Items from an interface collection
((

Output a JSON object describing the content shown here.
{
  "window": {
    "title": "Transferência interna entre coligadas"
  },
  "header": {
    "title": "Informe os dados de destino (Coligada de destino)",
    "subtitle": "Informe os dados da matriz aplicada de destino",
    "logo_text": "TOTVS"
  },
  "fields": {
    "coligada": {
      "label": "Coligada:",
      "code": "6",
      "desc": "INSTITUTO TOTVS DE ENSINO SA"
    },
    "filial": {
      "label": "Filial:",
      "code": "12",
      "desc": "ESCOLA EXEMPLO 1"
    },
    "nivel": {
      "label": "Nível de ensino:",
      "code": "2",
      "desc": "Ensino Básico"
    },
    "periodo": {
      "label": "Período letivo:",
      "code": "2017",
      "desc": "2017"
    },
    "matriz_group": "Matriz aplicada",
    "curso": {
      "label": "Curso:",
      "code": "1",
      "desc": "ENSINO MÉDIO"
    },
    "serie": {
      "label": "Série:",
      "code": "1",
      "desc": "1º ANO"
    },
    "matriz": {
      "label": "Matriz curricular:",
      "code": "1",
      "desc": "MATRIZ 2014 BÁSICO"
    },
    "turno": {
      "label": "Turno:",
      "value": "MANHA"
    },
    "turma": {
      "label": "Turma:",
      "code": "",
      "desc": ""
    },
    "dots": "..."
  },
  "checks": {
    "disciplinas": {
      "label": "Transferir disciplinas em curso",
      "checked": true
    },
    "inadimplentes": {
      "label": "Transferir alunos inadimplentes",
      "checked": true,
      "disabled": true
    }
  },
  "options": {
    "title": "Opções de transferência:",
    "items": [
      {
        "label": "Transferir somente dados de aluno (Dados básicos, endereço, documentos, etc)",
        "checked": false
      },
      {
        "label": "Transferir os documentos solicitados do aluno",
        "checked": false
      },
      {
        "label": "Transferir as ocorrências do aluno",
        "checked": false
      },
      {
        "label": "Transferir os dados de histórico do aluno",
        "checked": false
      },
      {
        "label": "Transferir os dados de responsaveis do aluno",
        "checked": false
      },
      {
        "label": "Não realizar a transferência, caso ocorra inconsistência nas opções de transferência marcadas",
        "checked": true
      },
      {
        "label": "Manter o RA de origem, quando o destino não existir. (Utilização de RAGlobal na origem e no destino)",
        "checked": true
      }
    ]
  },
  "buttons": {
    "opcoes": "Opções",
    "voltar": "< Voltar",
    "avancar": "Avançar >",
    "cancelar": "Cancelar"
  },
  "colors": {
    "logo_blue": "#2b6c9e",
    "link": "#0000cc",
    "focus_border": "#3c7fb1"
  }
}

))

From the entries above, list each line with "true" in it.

      "checked": true
      "checked": true,
      "disabled": true
        "checked": true
        "checked": true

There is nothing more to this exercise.